Black Lives Matter activists say the movement has entered a new phase where the strategic focus is policy change, particularly at the local level. The movement launched in 2012 after the death of Trayvon Martin in Florida as an ideological and political intervention to affirm the lives of Black people. Today, five years later, according to a Washington Post article last week, “The issue that galvanized the movement hasn’t subsided. So far this year, police have shot and killed 23 unarmed people, a higher rate than in 2016, when 48 unarmed people were killed all year. Both years, about one in three of those people has been black.”
Trump’s unexpected victory brought with it an accompanying rise of binary thinking. In NPQ’s recent article, “How to Think Differently about Communication: Your Nonprofit’s Role in Reframing the Post-Election Discourse,” Nat Kendall-Taylor and Susan Nall Bales of the FrameWorks Institute write,
Rather than considering the important issues facing our nation and how a range of approaches might address them, the electoral discourse has narrowed into polarities… The 2016 election discourse pulled three important cultural models to the foreground of American thinking: self-makingness; separate fates; and business knows best.
According to the Post, the Trump administration is challenging the Black Lives Matter movement.
During Sessions’ Senate confirmation hearing in January, he described federal investigations into police departments as damaging to officer morale and implied that the Justice Department’s scrutiny of police work had contributed to officer deaths.
In April, Attorney General Jeff Sessions ordered Justice Department officials to review oversight agreements that the Obama administration put in place for police departments that showed wide racial disparities in policing practices. Since 2009, the agency has investigated 25 law enforcement agencies and entered monitoring and reform agreements with 14 of them.
Advocates suspect Sessions plans to walk away from the Obama administration’s efforts to reduce the number of people killed by police and contend with the disproportionate toll such shootings take on black and Latino Americans.
Pivoting to address this new narrative and reality, the young black activists of Black Lives Matter (BLM) and Movement for Black Lives (M4BL) have joined a new social change coalition called The Majority, a network of more than 50 groups, which brings “together activists, organizers, and groups with different missions—from the Fight for $15 to indigenous land rights.” A March article in the Nation announced that the new coalition “is challenging Trump’s agenda with a radical vision of their own.”
The Majority’s first campaign, Beyond the Moment, took place between April 4th and International Workers’ Day on May 1st with “a series of actions across the country aimed at raising awareness around issues including white supremacy, economic justice, reproductive justice, immigrant rights, LGBTQ rights, indigenous rights, and attacks on Muslim communities.”
In almost a mirror image to FrameWorks’ articulation of the Trump administration narrative, the new movement of movements highlights social and historical conditions, joined fates, and community knows best.
Patrisse Cullors, one of the three founders of BLM, said “this new iteration of the movement is not just about “campaigns and strategic plans” but a broad-based movement that coalesces around the idea of sanctuary for all.”
Alicia Garza, also a BLM founder, “helped develop the Women’s March political platform and is an organizer for the National Domestic Workers Alliance, a labor organization,” according to the Post.
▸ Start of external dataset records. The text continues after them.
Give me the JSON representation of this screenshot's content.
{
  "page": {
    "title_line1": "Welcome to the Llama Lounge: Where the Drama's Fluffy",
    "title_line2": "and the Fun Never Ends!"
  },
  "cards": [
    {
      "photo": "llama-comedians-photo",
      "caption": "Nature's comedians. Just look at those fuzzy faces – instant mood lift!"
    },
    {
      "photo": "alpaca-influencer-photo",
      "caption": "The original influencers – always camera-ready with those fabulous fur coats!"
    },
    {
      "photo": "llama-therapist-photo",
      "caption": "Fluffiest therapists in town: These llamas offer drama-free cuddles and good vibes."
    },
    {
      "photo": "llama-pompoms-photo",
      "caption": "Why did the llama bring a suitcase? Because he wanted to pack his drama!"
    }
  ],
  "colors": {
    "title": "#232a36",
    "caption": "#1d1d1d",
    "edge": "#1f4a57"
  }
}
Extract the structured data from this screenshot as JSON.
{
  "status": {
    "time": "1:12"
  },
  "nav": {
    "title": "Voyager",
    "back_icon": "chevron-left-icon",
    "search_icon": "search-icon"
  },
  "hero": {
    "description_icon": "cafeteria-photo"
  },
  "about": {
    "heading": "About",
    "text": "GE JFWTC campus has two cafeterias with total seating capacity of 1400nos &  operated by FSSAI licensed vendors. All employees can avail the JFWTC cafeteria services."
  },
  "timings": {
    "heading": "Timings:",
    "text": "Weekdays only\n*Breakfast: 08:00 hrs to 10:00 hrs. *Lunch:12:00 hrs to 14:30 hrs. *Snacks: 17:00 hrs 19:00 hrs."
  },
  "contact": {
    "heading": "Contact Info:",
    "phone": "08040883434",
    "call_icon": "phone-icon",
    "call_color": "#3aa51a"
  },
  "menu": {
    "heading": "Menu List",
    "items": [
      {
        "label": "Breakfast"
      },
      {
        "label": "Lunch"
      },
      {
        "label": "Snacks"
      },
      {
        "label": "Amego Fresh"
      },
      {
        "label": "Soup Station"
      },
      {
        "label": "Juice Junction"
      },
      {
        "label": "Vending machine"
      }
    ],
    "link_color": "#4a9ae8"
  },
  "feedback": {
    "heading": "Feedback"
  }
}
She said, “[O]ur communities are under attack…It’s a real opportunity for us to build a movement of movements.”
As Janelle Ross and Wesley Lowery write, “Even before the election, some of the most prominent activists in the Black Lives Matter movement were expanding their focus to broader political efforts.”
Much of the push for policy change is being driven by local chapters of Black Lives Matter…In Memphis and Atlanta, activists have focused on challenging the “money bail” system, their term for the widespread practice of holding people in jail who are unable to pay even small amounts required by courts to assure they will show up for trial.…Poor defendants—who stand to lose jobs, apartments and custody of their children as they sit in jail—often plead guilty to lesser crimes without seeing a judge or jury.
And, they have had success.
In recent controversial encounters between police and unarmed black people, law enforcement has responded faster and with more regret than seen in years past. In suburban Dallas on Tuesday, an officer was fired three days after he fatally shot a 15-year-old boy sitting in a car. The officer was later charged with murder… In North Charleston, S.C., former officer Michael Slager—who was charged with fatally shooting Walter Scott in the back after a traffic stop—pleaded guilty to using excessive force last week. And last month in Grand Rapids, Mich., police released body-camera footage a few weeks after officers held a group of unarmed black boys, ages 12 to 14, at gunpoint…Activists there say the fact that officers were even wearing body cameras was a result of community pressure.
More recently, in Atlanta, local Black Lives Matter activists raised more than $33,000 to bail black mothers out of jail just before Mother’s Day.
The organization also is pushing the city council to make possession of a small quantity of marijuana punishable by a $75 ticket rather than arrest, and it is demanding that Atlanta’s mayor examine how the police force has been “militarized.”…Activists note that these efforts rarely make local news, let alone receive the national attention.